How many times have you found yourself immersed in the little world of a whole new game, forgetting to eat and shower and do your homework, only to be brought cruelly back to reality by a “blip!” and a message that covers half the screen, alerting you to the fact that you just earned a trophy to add to your Public Nerd Profile for merely completing the first level? “I’m sorry, I didn’t meant to interrupt,” the trophy says in his blip-talk. “Just kidding! I thought I’d remind you that you are playing a game, in case you’re not already aware. Look how shiny I am!”
And how often have you run into the proverbial achievement whore in online games? You know, the guy who wants everybody to help him with that obscure achievement that is impossible to earn unless you’re actually going out of your way to earn said achievement? It’s a headache, but hey, those 10 achievement points go a long way in coddling one’s ego on the Internet.
Today’s find is a cute parody of the bordering-on-ridiculous achievement-hoarding facet of gamer culture that we are all becoming far too familiar with. Achievement Unlocked 2 would most likely be the silliest platformer you’ve ever played… if it wasn’t so clever. For some reason, you play as a rather bouncy blue elephant that farts a variety of baked goods and traverses rooms filled with obstacles such as spikes, teleporters, piano keys, and slot machines.
The game points out the ludicrousness of many other games’ achievement systems by rewarding you for every little thing you can think of. You’ll earn a handful of amusingly-titled achievements as soon as you enter the game, for feats such as “Using the Internet” and “Loading the Level”. Further achievements can then be received by, for example, facing a certain direction or not dying for ten seconds.
It slightly defeats its own purpose by making the achievement hunt really, really fun – you might spend up to half an hour farming as many of the 250 achievements as you can, and for what reason? There’s great enjoyment to be found in earning achievements for doing the stupidest things, but besides that, the achievements system in Achievement Unlocked 2 is like that in all other games – a somewhat contrived way of introducing extra challenge that doesn’t contribute much else otherwise.

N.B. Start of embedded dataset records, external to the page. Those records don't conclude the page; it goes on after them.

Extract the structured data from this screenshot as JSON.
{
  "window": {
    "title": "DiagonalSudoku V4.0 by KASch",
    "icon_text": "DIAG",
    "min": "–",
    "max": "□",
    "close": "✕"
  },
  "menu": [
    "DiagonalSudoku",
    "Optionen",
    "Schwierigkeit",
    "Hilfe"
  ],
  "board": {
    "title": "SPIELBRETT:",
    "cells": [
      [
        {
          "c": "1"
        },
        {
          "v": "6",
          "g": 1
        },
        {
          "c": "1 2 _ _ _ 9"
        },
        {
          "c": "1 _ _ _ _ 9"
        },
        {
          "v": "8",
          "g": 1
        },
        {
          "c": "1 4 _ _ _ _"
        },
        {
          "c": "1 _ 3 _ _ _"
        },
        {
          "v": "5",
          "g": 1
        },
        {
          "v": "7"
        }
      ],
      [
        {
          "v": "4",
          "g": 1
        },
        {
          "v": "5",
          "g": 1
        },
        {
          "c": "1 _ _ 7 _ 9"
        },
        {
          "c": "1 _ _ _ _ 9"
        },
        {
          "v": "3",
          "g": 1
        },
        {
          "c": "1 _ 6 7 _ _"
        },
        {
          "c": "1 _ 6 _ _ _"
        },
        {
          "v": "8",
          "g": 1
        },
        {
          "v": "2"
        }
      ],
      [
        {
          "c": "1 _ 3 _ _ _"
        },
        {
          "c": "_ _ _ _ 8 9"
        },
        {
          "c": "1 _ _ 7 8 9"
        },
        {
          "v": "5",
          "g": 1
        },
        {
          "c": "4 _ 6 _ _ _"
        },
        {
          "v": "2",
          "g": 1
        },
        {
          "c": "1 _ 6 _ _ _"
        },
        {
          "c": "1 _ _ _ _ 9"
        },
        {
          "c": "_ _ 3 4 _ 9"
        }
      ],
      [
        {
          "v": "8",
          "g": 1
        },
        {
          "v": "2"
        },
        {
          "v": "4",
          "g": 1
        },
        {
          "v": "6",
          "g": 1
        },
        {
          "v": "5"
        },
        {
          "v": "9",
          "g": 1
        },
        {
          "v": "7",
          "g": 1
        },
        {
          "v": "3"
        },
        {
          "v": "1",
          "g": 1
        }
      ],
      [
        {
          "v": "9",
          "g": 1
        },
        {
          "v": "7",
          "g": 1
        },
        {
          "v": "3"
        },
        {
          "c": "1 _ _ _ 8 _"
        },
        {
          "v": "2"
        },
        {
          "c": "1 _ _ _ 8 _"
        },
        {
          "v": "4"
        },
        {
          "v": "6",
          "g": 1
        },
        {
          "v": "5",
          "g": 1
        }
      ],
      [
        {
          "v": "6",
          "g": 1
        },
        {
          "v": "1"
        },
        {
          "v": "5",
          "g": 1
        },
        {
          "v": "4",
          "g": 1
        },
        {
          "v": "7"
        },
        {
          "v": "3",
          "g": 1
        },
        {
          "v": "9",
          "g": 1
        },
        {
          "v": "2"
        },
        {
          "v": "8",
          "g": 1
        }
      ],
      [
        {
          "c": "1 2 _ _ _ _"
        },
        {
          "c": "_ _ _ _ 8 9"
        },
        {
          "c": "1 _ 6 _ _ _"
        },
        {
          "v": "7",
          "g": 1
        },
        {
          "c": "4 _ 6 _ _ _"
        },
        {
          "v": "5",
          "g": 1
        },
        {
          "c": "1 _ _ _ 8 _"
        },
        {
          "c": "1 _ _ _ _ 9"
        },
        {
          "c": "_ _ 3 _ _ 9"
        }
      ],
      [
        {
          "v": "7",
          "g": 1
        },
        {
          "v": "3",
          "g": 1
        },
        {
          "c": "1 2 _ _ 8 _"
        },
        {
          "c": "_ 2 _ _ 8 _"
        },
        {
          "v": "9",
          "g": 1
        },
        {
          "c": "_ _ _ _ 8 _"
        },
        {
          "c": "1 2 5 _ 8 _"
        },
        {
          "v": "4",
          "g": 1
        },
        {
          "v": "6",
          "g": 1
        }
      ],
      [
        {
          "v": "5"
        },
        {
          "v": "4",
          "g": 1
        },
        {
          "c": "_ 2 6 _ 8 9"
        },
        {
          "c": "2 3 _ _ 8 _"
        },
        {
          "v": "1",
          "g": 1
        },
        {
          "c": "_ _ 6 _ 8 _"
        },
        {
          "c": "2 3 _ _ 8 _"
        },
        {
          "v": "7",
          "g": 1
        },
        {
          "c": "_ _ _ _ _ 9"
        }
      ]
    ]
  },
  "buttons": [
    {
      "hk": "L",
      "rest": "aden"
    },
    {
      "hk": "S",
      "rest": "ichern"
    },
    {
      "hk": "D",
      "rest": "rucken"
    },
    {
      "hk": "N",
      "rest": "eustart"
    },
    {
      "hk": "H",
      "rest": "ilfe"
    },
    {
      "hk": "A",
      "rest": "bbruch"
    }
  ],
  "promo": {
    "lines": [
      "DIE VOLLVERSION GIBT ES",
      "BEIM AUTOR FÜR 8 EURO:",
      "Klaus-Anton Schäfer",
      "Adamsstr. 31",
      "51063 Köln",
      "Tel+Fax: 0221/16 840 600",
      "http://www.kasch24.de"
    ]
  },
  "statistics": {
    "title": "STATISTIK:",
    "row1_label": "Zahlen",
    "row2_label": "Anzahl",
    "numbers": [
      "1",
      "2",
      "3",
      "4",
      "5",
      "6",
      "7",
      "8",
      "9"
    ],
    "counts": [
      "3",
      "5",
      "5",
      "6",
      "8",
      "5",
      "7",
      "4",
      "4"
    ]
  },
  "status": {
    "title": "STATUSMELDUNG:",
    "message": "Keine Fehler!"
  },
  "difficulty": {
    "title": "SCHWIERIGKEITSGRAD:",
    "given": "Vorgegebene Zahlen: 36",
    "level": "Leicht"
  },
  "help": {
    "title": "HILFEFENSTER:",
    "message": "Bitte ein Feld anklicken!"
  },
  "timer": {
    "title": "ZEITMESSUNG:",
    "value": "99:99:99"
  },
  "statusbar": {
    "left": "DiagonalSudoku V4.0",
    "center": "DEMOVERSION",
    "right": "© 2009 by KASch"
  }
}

Fortunately, this is easily forgotten once you come across the game’s lampooning of the endless game expansion packs that populate the shelves at EB Games. Using the gold coins that you’ve collected with your happy elephant avatar, you are encouraged to buy “expansion packs” that unlock further levels in the game, as well as (predictably) their related achievements. Each expansion pack has a witty movie-style poster, replete with critic quotes. “I couldn’t get into the beta without buying this,” sulks one critic.
With the unending stream of cookie-cutter titles that currently saturate the gaming scene, something like Achievement Unlocked 2, with its light-hearted, postmodern-inspired touch, is a crisp change of pace. This will probably cheer up anyone who’s growing jaded with the state of games, and if not, it’ll still make for an enjoyable afternoon. Other smart games in this spirit worth checking out include Progress Quest and the iPhone’s Godville.